Shaun: I didn’t realize, I started realizing in college how selfish I was [laughter], but I hadn’t really grasped it until I got married and you kind of realize you want to have things your way. How you want it and when you want it…and you can’t do that in a partnership, you can’t always have your way. So you realize a little bit how much I didn’t like giving up my way and then you have kids and it takes that realization to a whole new level. Because now you can’t ever do what you want when you want how you want it. That doesn’t mean it’s not offset by a huge amount of joy and fun, but it requires sacrifice, to be a parent, to do it will requires that you don’t think about yourself all the time – and I think that’s the true meaning. It’s been hard, but there’s definitely a pay off there that keeps you mature and you want to be a better person for these people. You don’t want to lead these people wrong. I guess it’s a lot like being a pastor in a way you feel like you need to yourself together and the kids do that to me too.
Jonathan: For our readers, do you have a challenge for them?

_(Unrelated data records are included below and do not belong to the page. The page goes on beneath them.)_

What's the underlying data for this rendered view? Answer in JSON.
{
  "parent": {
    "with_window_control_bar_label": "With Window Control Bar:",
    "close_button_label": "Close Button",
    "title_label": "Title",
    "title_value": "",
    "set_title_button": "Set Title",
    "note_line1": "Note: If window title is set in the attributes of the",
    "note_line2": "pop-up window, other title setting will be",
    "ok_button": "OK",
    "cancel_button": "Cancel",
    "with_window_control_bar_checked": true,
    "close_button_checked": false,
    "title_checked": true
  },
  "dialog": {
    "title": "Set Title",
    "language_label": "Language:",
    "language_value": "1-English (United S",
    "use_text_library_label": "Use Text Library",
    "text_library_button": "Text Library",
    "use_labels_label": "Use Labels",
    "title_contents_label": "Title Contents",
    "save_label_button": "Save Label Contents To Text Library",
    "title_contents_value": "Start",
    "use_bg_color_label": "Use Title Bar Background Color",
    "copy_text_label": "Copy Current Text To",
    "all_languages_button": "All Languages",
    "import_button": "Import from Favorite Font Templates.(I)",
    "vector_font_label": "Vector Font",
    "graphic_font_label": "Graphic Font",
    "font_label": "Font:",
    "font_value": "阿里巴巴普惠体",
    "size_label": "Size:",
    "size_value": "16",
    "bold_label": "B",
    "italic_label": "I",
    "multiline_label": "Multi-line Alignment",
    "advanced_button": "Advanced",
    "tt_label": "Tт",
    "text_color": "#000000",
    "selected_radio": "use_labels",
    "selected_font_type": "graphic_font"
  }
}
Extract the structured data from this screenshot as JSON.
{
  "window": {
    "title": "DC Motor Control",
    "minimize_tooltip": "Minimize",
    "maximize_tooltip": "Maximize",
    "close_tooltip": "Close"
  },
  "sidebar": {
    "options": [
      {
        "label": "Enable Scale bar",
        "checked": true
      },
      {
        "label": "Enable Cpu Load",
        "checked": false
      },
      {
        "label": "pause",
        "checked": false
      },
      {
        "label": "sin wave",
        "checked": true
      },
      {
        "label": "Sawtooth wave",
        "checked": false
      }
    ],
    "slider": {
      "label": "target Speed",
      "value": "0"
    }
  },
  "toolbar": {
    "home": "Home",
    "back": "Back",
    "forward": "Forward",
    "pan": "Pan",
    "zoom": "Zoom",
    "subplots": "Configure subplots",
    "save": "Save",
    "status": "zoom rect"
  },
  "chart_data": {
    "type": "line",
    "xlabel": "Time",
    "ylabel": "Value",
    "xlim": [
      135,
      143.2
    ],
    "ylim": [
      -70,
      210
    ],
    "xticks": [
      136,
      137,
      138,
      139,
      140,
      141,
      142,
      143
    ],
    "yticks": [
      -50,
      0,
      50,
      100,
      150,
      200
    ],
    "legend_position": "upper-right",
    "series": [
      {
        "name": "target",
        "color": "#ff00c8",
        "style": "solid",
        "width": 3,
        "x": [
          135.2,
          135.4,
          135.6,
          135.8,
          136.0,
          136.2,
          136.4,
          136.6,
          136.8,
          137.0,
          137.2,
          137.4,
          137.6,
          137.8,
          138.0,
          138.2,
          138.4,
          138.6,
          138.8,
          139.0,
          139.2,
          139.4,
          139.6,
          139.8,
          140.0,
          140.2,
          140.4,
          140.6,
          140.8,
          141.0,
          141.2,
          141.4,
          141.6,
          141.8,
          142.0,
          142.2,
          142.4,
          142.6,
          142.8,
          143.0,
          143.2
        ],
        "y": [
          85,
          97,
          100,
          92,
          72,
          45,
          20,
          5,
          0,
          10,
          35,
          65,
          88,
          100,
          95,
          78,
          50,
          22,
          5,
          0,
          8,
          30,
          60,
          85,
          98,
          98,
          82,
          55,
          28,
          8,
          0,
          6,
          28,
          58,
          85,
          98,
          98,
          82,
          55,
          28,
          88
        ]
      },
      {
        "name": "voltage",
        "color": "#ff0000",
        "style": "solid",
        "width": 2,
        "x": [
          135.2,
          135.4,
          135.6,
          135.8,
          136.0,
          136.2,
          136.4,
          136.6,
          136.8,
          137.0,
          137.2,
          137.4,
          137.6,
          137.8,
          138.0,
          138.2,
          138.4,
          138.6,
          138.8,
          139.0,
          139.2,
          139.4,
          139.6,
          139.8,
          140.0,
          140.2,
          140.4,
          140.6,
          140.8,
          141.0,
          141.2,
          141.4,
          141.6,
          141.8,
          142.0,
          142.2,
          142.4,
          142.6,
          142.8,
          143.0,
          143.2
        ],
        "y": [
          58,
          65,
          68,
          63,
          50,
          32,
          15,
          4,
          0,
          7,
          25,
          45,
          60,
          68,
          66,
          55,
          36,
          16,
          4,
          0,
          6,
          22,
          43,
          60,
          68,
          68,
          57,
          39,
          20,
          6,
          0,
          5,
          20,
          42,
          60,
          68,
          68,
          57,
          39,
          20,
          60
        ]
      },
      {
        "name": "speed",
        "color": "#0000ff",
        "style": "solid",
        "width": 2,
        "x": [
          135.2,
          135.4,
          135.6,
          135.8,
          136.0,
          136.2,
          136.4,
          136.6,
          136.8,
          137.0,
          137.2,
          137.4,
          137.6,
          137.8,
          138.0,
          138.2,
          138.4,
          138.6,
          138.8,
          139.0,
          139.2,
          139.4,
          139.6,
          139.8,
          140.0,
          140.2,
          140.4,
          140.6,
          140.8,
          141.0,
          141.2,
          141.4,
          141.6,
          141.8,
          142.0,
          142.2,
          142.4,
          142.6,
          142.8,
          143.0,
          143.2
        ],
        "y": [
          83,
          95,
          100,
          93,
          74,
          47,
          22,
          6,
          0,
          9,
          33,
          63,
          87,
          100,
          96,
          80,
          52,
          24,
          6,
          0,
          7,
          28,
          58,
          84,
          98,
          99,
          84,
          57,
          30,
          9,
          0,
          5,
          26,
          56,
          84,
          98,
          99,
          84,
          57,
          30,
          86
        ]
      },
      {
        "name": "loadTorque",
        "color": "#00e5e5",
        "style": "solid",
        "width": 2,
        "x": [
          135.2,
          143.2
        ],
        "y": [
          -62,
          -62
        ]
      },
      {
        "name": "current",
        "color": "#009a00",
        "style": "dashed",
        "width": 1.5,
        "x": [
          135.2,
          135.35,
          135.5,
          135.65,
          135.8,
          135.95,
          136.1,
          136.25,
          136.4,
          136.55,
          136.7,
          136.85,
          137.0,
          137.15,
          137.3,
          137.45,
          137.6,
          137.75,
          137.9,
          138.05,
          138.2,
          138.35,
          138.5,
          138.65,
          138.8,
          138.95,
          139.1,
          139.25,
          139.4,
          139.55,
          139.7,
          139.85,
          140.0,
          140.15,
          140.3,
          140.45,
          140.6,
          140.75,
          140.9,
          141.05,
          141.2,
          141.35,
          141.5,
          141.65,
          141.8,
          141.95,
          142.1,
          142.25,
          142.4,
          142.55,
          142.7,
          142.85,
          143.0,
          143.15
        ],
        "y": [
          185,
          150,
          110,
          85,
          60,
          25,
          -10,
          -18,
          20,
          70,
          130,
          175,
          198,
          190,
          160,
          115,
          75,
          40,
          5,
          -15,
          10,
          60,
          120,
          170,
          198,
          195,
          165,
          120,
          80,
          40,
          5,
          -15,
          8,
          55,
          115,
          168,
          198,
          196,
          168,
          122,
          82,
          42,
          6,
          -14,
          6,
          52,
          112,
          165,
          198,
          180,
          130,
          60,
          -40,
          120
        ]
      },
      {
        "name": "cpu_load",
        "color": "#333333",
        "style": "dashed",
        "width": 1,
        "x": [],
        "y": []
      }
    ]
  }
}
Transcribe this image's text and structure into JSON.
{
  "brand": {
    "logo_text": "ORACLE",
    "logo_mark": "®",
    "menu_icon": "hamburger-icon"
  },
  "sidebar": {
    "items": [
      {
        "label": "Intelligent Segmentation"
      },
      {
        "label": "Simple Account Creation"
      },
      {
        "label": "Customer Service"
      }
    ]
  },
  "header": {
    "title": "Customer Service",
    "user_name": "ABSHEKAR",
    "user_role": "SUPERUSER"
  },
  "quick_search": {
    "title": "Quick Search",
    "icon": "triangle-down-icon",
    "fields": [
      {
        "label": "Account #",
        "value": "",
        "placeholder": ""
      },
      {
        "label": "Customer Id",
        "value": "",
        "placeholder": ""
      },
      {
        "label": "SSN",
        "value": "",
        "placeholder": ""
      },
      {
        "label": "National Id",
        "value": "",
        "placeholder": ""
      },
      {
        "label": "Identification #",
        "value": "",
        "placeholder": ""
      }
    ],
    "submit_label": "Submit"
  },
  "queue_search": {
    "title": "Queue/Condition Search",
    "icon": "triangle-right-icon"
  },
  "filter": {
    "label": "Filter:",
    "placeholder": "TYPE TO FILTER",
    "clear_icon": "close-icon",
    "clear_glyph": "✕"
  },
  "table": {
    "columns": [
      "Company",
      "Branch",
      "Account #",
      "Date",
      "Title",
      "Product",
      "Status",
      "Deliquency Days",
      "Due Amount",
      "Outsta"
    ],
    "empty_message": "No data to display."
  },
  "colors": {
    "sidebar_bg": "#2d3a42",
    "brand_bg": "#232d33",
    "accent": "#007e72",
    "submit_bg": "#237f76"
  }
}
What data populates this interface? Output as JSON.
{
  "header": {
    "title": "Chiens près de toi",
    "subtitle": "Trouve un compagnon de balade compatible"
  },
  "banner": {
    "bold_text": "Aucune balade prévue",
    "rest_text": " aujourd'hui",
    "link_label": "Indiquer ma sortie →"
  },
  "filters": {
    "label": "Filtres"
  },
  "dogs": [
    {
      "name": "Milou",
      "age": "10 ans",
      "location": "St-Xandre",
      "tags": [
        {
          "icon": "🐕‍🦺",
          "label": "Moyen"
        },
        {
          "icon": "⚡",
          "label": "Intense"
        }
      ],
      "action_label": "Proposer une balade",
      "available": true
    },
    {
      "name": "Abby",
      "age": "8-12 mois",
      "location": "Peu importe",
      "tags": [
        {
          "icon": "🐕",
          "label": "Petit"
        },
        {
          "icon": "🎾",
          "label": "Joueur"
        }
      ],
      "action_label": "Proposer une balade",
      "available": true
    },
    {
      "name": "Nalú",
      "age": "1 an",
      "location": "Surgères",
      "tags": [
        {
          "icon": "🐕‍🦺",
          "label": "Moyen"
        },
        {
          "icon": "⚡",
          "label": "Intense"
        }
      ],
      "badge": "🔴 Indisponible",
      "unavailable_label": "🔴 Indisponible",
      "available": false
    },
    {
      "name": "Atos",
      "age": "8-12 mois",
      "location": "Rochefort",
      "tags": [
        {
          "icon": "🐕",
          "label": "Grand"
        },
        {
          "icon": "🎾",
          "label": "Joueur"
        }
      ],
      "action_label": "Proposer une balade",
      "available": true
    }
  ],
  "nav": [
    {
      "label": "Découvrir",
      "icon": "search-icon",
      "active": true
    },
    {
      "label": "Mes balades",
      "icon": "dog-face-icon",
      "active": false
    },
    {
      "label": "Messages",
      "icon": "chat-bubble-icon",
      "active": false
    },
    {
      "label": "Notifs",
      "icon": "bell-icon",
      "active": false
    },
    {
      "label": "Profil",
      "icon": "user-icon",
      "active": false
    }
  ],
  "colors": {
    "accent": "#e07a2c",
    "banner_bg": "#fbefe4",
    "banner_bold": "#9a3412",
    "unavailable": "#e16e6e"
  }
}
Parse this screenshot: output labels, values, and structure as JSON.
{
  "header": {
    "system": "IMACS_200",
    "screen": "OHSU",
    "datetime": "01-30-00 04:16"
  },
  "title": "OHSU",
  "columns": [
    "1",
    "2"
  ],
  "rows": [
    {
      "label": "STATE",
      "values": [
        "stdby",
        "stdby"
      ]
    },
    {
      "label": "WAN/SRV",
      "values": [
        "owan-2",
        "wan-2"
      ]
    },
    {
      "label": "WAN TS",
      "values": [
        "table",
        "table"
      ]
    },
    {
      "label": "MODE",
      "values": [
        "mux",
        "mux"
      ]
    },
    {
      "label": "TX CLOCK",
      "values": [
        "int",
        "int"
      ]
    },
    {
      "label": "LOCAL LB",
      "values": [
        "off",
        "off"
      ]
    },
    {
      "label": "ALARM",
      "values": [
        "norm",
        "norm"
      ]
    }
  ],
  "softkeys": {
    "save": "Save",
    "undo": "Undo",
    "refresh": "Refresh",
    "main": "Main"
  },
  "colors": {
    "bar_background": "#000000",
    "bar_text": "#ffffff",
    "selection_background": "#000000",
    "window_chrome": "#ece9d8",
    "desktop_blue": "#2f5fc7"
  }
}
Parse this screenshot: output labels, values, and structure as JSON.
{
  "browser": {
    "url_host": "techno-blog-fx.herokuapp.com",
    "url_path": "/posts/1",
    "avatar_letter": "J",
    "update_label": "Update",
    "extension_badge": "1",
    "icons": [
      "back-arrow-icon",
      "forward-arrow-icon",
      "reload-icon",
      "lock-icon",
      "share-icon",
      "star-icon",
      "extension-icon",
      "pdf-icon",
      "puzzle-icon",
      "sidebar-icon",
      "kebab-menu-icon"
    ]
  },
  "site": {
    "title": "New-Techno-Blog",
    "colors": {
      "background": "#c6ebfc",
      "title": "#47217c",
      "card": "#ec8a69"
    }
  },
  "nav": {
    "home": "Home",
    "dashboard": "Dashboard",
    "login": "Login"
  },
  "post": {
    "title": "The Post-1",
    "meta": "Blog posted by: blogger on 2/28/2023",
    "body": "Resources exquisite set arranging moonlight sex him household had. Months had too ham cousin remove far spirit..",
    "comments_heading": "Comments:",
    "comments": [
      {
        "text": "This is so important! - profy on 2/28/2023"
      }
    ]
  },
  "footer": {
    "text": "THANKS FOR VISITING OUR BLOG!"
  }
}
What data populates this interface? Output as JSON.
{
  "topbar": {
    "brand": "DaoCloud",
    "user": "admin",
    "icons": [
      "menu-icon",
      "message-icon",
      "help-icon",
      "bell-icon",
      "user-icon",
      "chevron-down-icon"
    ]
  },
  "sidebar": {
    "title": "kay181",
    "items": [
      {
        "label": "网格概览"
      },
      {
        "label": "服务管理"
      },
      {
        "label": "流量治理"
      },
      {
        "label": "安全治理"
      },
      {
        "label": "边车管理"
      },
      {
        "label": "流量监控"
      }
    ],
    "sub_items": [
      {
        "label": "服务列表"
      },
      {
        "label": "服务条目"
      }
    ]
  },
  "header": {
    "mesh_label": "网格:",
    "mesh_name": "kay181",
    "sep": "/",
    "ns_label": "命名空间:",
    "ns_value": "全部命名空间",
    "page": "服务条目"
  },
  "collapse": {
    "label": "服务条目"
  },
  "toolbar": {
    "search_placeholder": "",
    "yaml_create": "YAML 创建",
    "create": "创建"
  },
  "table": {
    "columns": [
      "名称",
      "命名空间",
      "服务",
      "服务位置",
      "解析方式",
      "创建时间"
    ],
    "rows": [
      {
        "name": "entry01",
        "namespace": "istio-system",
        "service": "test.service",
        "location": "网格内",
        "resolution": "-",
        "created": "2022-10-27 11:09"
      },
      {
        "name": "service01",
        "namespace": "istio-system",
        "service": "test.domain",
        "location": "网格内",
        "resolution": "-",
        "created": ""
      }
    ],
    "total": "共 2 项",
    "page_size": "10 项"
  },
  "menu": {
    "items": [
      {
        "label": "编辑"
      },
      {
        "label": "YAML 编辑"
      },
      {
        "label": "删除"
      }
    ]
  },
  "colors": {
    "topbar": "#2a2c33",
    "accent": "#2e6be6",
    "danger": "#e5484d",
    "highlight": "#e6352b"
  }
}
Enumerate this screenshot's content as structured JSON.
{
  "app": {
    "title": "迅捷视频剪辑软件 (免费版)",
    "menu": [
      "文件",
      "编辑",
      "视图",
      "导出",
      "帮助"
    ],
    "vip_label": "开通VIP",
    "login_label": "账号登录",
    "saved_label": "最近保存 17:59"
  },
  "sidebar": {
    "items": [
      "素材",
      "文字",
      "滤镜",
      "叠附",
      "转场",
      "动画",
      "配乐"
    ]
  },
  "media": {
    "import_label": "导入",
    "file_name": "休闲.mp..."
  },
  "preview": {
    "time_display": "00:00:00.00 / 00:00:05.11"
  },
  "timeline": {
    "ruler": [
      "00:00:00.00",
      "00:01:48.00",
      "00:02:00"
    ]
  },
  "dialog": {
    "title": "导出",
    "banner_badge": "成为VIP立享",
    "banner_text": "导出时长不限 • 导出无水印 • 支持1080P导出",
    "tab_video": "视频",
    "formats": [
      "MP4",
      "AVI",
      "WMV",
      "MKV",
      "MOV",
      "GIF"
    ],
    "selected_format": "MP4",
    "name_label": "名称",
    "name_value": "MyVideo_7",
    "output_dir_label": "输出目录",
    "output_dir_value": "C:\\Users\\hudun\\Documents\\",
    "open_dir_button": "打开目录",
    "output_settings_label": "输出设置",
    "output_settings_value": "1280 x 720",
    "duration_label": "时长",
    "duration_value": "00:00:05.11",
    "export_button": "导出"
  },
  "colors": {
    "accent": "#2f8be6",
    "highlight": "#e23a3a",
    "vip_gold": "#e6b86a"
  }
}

Shaun: Just a thing that I ponder…ponder more and more lately…it’s hard to believe in a Christ when the people who that believe in this Christ don’t really look any different than the people that don’t. That’s a constant struggle for me too, everyone has their time of doubt in life and mine sometimes is because it’s some new thing I learned or some new question I don’t have an answer to, but it’s usually that plus me being around myself or being around Christians that aren’t really that different and it really makes you wonder, is this faith real? Is this story true? If it is, why are we any different than we are? If we believe that he has come and lives inside of us, and has given us this super natural ability to love and care, why aren’t we doing it? If it’s more than just getting out hell, then why aren’t we different right now? That’s a tough question and I Would like people to be their answer to that. Jonathan: with their actions, voices, or what? Shaun: With their actions, priorities, values, with everyone we do. We should some how be different, shouldn’t it? The center of us has been changed then everything we do should be different. So the challenge is that do you really believe this? If so, how does it affect you right now? ‘Cause the Kingdom of Heaven, Jesus, isn’t just something that is just one day, it’s something right now. It’s the has come, is coming, and will come, so how are we different because of that? So it’s just a challenge to examine yourself and just like I do, figure out if I really believe this, how should it impact me and why isn’t it?